Kasokela Village lies near Luansobe in Masaiti District of the Copperbelt Province in northern Zambia. The population of Kasokela live in a remote rural community which has no local school, no local health services and before this project, no access to safe water. Old and sick people find it hard to fetch water far from their houses and due to a shortage of clean water, hygiene is poor.
Luansobe is an area of approximately 1,200 sq kms with a population of 37,000 – mainly subsistence farming families. The average family size is about seven and many families are looking after the HIV/AIDS orphans of deceased relatives.
There are no formal water systems and most people draw water from unprotected hand-dug wells or river-beds often some distance from their home. In a socio-economic survey conducted in 2010, only 43% of the inhabitants reported having access to clean water and often this was at some considerable distance from their homes. 30% of eligible children do not attend primary school and those that do walk an average of 70 minutes to and from school each day.
Before this project, most of the families in Kasokela drew water by rope and bucket from an unprotected well that had been tested by the local Environmental Health Officer and was found to be bacteriologically contaminated.
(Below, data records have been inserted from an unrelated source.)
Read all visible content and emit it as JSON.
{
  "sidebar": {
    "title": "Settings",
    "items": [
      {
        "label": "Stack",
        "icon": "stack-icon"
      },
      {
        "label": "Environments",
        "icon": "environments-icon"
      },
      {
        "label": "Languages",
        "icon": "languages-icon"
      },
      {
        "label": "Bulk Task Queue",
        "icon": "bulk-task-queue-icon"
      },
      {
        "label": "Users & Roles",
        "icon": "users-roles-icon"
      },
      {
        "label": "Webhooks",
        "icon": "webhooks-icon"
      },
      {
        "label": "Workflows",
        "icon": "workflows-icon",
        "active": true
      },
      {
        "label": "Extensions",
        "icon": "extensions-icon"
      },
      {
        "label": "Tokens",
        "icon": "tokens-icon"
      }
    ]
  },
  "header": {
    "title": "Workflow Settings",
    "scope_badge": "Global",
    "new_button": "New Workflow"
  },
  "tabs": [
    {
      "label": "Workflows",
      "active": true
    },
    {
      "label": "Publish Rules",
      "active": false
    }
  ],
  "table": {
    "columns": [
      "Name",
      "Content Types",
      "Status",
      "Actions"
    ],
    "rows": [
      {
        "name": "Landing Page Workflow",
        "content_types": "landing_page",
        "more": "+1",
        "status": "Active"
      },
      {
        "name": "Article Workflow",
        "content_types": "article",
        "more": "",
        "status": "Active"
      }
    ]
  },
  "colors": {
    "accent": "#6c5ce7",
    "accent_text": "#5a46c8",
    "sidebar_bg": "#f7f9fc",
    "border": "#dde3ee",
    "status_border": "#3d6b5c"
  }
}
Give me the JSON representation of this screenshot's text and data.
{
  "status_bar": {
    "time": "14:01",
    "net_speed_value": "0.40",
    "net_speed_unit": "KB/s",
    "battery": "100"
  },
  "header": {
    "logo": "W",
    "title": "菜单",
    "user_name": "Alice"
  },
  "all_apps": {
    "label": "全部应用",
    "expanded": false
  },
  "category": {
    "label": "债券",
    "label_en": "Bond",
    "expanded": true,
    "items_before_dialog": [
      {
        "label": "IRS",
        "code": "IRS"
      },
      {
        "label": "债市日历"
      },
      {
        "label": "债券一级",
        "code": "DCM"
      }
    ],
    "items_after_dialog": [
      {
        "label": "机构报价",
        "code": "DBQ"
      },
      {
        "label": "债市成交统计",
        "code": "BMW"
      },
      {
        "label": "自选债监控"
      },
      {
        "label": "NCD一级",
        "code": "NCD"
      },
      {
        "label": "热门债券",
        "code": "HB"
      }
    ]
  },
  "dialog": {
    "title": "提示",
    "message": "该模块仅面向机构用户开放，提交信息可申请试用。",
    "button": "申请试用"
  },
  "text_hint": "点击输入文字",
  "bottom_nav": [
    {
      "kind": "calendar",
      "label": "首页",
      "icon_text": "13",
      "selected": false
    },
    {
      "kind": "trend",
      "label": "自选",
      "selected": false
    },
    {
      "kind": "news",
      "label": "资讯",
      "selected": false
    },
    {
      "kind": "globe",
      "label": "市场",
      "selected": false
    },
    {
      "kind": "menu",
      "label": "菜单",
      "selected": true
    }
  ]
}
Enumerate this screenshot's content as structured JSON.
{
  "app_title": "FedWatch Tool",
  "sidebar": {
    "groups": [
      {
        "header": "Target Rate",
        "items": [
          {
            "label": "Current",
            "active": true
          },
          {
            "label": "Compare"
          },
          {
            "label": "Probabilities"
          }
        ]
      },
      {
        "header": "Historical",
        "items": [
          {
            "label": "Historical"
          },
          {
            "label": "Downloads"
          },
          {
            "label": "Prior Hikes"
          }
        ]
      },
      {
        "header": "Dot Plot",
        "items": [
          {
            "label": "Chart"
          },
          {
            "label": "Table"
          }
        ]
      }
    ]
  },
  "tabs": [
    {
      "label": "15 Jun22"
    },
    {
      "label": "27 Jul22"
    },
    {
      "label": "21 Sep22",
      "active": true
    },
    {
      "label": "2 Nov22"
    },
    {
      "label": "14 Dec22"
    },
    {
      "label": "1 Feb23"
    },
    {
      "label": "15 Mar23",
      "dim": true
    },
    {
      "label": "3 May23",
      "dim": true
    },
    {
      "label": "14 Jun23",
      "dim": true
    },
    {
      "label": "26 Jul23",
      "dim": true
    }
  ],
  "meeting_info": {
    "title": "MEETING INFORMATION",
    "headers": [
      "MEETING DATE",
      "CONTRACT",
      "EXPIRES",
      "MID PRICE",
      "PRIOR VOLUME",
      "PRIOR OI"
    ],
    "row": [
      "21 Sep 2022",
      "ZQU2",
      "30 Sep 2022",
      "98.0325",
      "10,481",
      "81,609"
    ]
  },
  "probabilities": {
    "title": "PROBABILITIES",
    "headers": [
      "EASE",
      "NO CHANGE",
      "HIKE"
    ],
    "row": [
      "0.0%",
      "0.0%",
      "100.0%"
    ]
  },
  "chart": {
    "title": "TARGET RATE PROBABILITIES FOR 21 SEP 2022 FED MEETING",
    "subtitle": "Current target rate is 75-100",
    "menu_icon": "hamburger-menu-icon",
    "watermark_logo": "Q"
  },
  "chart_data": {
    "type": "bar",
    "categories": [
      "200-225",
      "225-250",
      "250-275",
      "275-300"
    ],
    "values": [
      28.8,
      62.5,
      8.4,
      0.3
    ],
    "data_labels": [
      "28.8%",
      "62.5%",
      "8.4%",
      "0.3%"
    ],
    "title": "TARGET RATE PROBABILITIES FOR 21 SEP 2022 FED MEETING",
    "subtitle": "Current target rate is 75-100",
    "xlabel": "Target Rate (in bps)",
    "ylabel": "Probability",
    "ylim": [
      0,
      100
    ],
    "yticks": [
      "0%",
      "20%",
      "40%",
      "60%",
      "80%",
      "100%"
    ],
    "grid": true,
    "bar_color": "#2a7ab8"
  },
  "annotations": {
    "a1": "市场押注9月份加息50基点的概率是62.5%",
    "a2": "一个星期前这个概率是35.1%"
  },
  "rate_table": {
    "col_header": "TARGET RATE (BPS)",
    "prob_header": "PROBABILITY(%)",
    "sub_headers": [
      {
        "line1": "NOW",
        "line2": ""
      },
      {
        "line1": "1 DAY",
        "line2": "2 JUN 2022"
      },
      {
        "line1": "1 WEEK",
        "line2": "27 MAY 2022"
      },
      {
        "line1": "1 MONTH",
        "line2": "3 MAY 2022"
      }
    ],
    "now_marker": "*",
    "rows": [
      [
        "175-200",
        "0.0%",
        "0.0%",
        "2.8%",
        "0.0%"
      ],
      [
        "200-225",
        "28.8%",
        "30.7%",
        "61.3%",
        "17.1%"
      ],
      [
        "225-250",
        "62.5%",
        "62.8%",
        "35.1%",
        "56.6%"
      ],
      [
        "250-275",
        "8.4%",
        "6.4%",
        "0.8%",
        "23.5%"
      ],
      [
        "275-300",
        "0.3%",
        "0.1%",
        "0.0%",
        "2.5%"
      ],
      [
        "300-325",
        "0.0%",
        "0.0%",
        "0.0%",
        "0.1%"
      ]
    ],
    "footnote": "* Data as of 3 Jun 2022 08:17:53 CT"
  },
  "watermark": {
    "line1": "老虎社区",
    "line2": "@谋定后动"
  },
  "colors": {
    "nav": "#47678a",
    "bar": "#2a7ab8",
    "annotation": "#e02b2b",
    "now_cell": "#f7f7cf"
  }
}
It took on average a 30-45 minute round trip to collect this unsafe water.
The project was implemented by Just a Drop’s local partner Kaloko Trust and sponsored by The Bournemouth Ladies. The project started as the project team visited the local community and explained both the aims of the project and the selection criteria.
The conditions for assistance (all of which would assist in long-term sustainability) were:
- The formation of a representative Water and Sanitation (Wat-San) Committee
- The selection of at least two candidates for borehole maintenance training
- Agreement by the community of the levying of a user fee and the level of fee set
- The opening of a bank account for depositing the levy.
A Water and Sanitation Committee (Wat-San) was formed from the Kasokela community with five men and five women. The Wat-San Committee agreed to be responsible for ongoing maintenance and were trained in the maintenance and repair of the hand pump. The committee have also been provided with a repair toolkit to maintain the borehole every six months.
The committee were also trained to establish and manage funds for repair and maintenance of the water supply system. A monthly levy will be contributed at a cost of ZMW 5 (55p) per household. The user fees are collected and held in a bank account, where currently there is a capital fund of ZMW 1,500 – approximately £163.
The community made contributions in kind which formed part of the project and saved costs. They contributed labour and local materials for the construction of the apron. There were minor issues during the project as the contractor was delayed in installing the hand-pump because of a shortage of supply in Zambia. (The pumps had to be imported from South Africa, which delayed the completion of the project).
By the end of December 2013, after a hydro geological survey was conducted the borehole was drilled and fitted with an India Mark II hand pump. Time taken to collect water has now been reduced to only 5 – 10 minutes.
The project will therefore have the combined benefits of improving the health status of families by reducing the incidence of water-related diseases and reducing the time spent by women and girls in fetching water.
An added benefit of the borehole is that it has already attracted other people to settle in the village. All the farm land that was vacant before the project started has now been occupied which is a wonderful additional outcome.
Mabvuto lives in a thatched house about 1 km from the borehole. He remembers the community dug a shallow well in the middle of a river valley but during the rainy season the well filled with dirty run-off water. Most of the run-off was mixed with cow dung. There was no other alternatives for the local people but to drink the water mixed with cow dung in the well. He explained how diarrhoea was common amongst everyone in the community and thanks Just a Drop and the Bournemouth Ladies for their support to drill a borehole that is producing clean water.
Raphael used to walk a long distance to draw water, about 2 kms each way. To draw water he had to climb down inside the well to scoop the water into a 20 litre container. Now the distance has been reduced to less than a kilometre (round-trip), and collecting the water is safe and easy.
Our sincere thanks to the Bournemouth Ladies for making this project possible.
Date of Project: February 2014